Massachusetts-based SolidEnergy Systems Corp. says it has developed a lithium-metal battery with around twice the energy density of the cells in a Tesla Model S and it needs no thermal management, thus is cheaper.
The MIT spinoff says its battery cells demonstrated volumetric energy densities at high as 1,337 Wh/L when tested by another MIT spinoff, A123 Systems, which performed an independent third-party analysis.
By doing away with liquid coolant and metal hardware normally needed to control temperatures for the low-volatility chemistry, SolidEnergy says pack costs could be cut to $130 per kilowatt-hour compared to $300-$500 more commonly paid today.
What’s that catch? None yet, except that batteries take time to develop from lab stage to automotive-ready stage, and for those wanting 400-mile range EVs with $30,000 sticker prices, this chemistry is unfortunately in the lab stage.
Encouraging is the fact that SolidEnergy Systems is run by students of Donald Sadoway, a John F. Elliot Professor of Materials Chemistry at MIT named to TIME’s 100 Most Influential People in the World list.
According to Design News, which reported the story, and interviewed Sadoway, an analyst and other knowledgeable commentators, Sadoway has also had one of his battery projects funded by Bill Gates, and he describes it as “extreme electrochemistry.”
The actual concept is not new however.

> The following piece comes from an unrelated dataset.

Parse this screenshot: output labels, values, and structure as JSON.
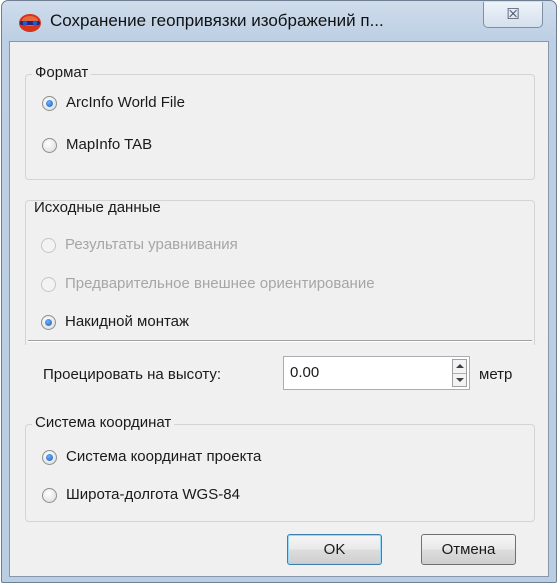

It is a revival of chemistry shelved decades ago because it was deemed too much a fire hazard, but the company says it has solved former problems.
In the 1970s electrolytes were unstable in the presence of metal electrodes, so less energetic but more stable graphte was used for li-ion batteries in use today.
The company turned to a part solid, part liquid “biphasic electrolyte” which uses an ionic liquid and a polymer in the vicinity of the positive electrode and stability and thermal runaway are no longer a concern.
Instead, room temperature performance is improved, while providing a substantial increase in energy density – for example the new Chevy Volt’s battery is 20-percent improved, a more-typical increase level.
Sadoway told Design News that what’s needed next are people who can scale up from lab to production, but he believes they have the technology in place.
Specific performance numbers have not been published however, so while vouched for anecdotally by the distinguished professor and his team, experts are on hold before getting overly excited.
If all goes to plan, Thilo Koslowski, vice president and distinguished automotive analyst for Gartner Inc., told Design News this could be a “Holy Grail” relegating internal combustion engines to no-longer relevant status.
And while saying there is not enough published data to start celebrating, Elton Cairns, professor of chemical engineering at the University of California-Berkeley and developer of fuel cells for the Gemini space program in the 1960s said, “Conceptually, there’s nothing wrong with the idea.”
So, it’s wait and see, and could be just a matter of time.